* WHAT TO WORK ON *
All pictures must be dropped, while the entries are given again word for word.
- Opening Delimiter -
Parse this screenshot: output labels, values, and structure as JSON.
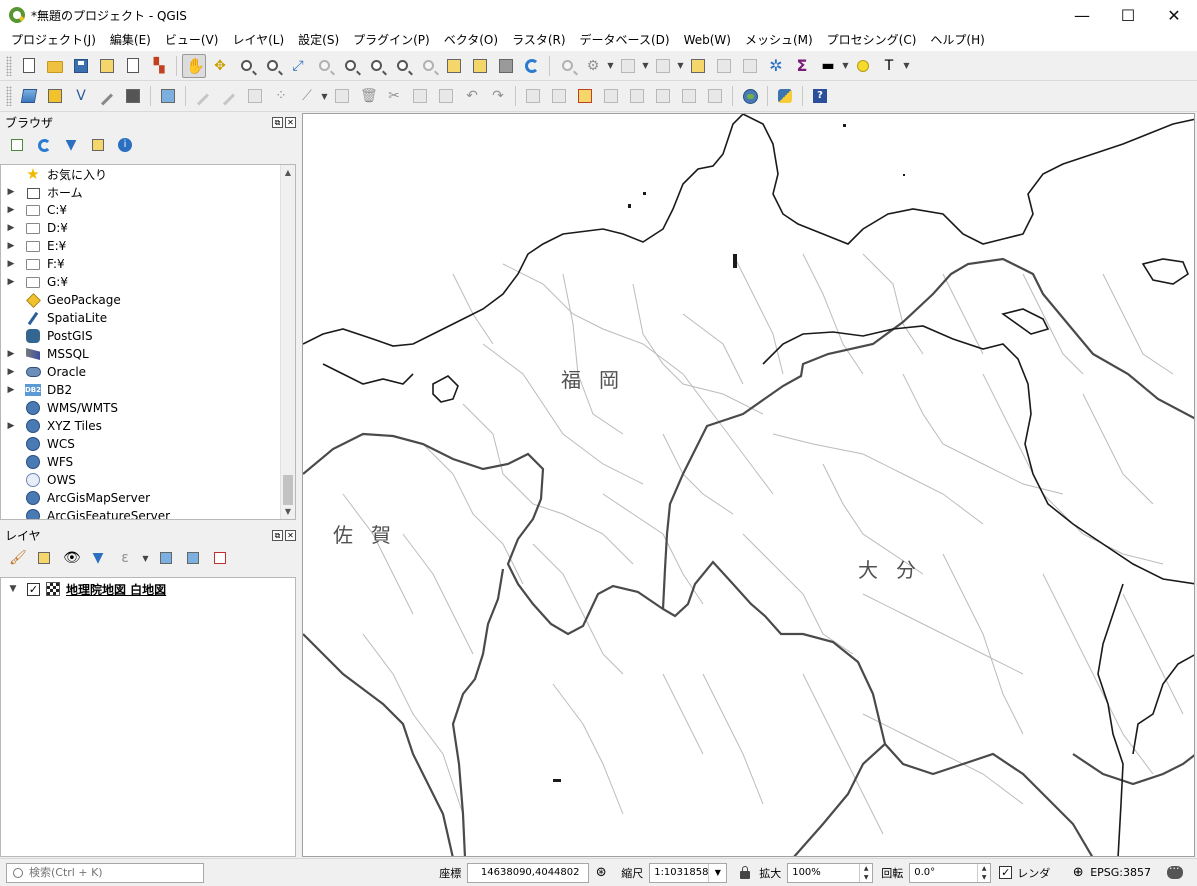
{
  "window": {
    "title": "*無題のプロジェクト - QGIS",
    "minimize": "—",
    "maximize": "☐",
    "close": "✕"
  },
  "menu": [
    "プロジェクト(J)",
    "編集(E)",
    "ビュー(V)",
    "レイヤ(L)",
    "設定(S)",
    "プラグイン(P)",
    "ベクタ(O)",
    "ラスタ(R)",
    "データベース(D)",
    "Web(W)",
    "メッシュ(M)",
    "プロセシング(C)",
    "ヘルプ(H)"
  ],
  "browser": {
    "title": "ブラウザ",
    "float_button": "⧉",
    "close_button": "✕",
    "items": [
      {
        "label": "お気に入り",
        "icon": "star-icon",
        "expandable": false
      },
      {
        "label": "ホーム",
        "icon": "home-icon",
        "expandable": true
      },
      {
        "label": "C:¥",
        "icon": "folder-icon",
        "expandable": true
      },
      {
        "label": "D:¥",
        "icon": "folder-icon",
        "expandable": true
      },
      {
        "label": "E:¥",
        "icon": "folder-icon",
        "expandable": true
      },
      {
        "label": "F:¥",
        "icon": "folder-icon",
        "expandable": true
      },
      {
        "label": "G:¥",
        "icon": "folder-icon",
        "expandable": true
      },
      {
        "label": "GeoPackage",
        "icon": "geopackage-icon",
        "expandable": false
      },
      {
        "label": "SpatiaLite",
        "icon": "spatialite-icon",
        "expandable": false
      },
      {
        "label": "PostGIS",
        "icon": "postgis-icon",
        "expandable": false
      },
      {
        "label": "MSSQL",
        "icon": "mssql-icon",
        "expandable": true
      },
      {
        "label": "Oracle",
        "icon": "oracle-icon",
        "expandable": true
      },
      {
        "label": "DB2",
        "icon": "db2-icon",
        "expandable": true
      },
      {
        "label": "WMS/WMTS",
        "icon": "wms-globe-icon",
        "expandable": false
      },
      {
        "label": "XYZ Tiles",
        "icon": "xyz-globe-icon",
        "expandable": true
      },
      {
        "label": "WCS",
        "icon": "wcs-globe-icon",
        "expandable": false
      },
      {
        "label": "WFS",
        "icon": "wfs-globe-icon",
        "expandable": false
      },
      {
        "label": "OWS",
        "icon": "ows-globe-icon",
        "expandable": false
      },
      {
        "label": "ArcGisMapServer",
        "icon": "arcgis-map-icon",
        "expandable": false
      },
      {
        "label": "ArcGisFeatureServer",
        "icon": "arcgis-feature-icon",
        "expandable": false
      }
    ]
  },
  "layers": {
    "title": "レイヤ",
    "float_button": "⧉",
    "close_button": "✕",
    "items": [
      {
        "name": "地理院地図 白地図",
        "checked": true
      }
    ]
  },
  "map": {
    "labels": [
      {
        "text": "福岡"
      },
      {
        "text": "佐賀"
      },
      {
        "text": "大分"
      }
    ]
  },
  "status": {
    "search_placeholder": "検索(Ctrl + K)",
    "coord_label": "座標",
    "coord_value": "14638090,4044802",
    "scale_label": "縮尺",
    "scale_value": "1:1031858",
    "magnifier_label": "拡大",
    "magnifier_value": "100%",
    "rotation_label": "回転",
    "rotation_value": "0.0°",
    "render_label": "レンダ",
    "render_checked": true,
    "crs": "EPSG:3857"
  }
}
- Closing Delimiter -
* SOLUTION *
Parse this screenshot: output labels, values, and structure as JSON.
{
  "window": {
    "title": "*無題のプロジェクト - QGIS",
    "minimize": "—",
    "maximize": "☐",
    "close": "✕"
  },
  "menu": [
    "プロジェクト(J)",
    "編集(E)",
    "ビュー(V)",
    "レイヤ(L)",
    "設定(S)",
    "プラグイン(P)",
    "ベクタ(O)",
    "ラスタ(R)",
    "データベース(D)",
    "Web(W)",
    "メッシュ(M)",
    "プロセシング(C)",
    "ヘルプ(H)"
  ],
  "browser": {
    "title": "ブラウザ",
    "float_button": "⧉",
    "close_button": "✕",
    "items": [
      {
        "label": "お気に入り",
        "icon": "star-icon",
        "expandable": false
      },
      {
        "label": "ホーム",
        "icon": "home-icon",
        "expandable": true
      },
      {
        "label": "C:¥",
        "icon": "folder-icon",
        "expandable": true
      },
      {
        "label": "D:¥",
        "icon": "folder-icon",
        "expandable": true
      },
      {
        "label": "E:¥",
        "icon": "folder-icon",
        "expandable": true
      },
      {
        "label": "F:¥",
        "icon": "folder-icon",
        "expandable": true
      },
      {
        "label": "G:¥",
        "icon": "folder-icon",
        "expandable": true
      },
      {
        "label": "GeoPackage",
        "icon": "geopackage-icon",
        "expandable": false
      },
      {
        "label": "SpatiaLite",
        "icon": "spatialite-icon",
        "expandable": false
      },
      {
        "label": "PostGIS",
        "icon": "postgis-icon",
        "expandable": false
      },
      {
        "label": "MSSQL",
        "icon": "mssql-icon",
        "expandable": true
      },
      {
        "label": "Oracle",
        "icon": "oracle-icon",
        "expandable": true
      },
      {
        "label": "DB2",
        "icon": "db2-icon",
        "expandable": true
      },
      {
        "label": "WMS/WMTS",
        "icon": "wms-globe-icon",
        "expandable": false
      },
      {
        "label": "XYZ Tiles",
        "icon": "xyz-globe-icon",
        "expandable": true
      },
      {
        "label": "WCS",
        "icon": "wcs-globe-icon",
        "expandable": false
      },
      {
        "label": "WFS",
        "icon": "wfs-globe-icon",
        "expandable": false
      },
      {
        "label": "OWS",
        "icon": "ows-globe-icon",
        "expandable": false
      },
      {
        "label": "ArcGisMapServer",
        "icon": "arcgis-map-icon",
        "expandable": false
      },
      {
        "label": "ArcGisFeatureServer",
        "icon": "arcgis-feature-icon",
        "expandable": false
      }
    ]
  },
  "layers": {
    "title": "レイヤ",
    "float_button": "⧉",
    "close_button": "✕",
    "items": [
      {
        "name": "地理院地図 白地図",
        "checked": true
      }
    ]
  },
  "map": {
    "labels": [
      {
        "text": "福岡"
      },
      {
        "text": "佐賀"
      },
      {
        "text": "大分"
      }
    ]
  },
  "status": {
    "search_placeholder": "検索(Ctrl + K)",
    "coord_label": "座標",
    "coord_value": "14638090,4044802",
    "scale_label": "縮尺",
    "scale_value": "1:1031858",
    "magnifier_label": "拡大",
    "magnifier_value": "100%",
    "rotation_label": "回転",
    "rotation_value": "0.0°",
    "render_label": "レンダ",
    "render_checked": true,
    "crs": "EPSG:3857"
  }
}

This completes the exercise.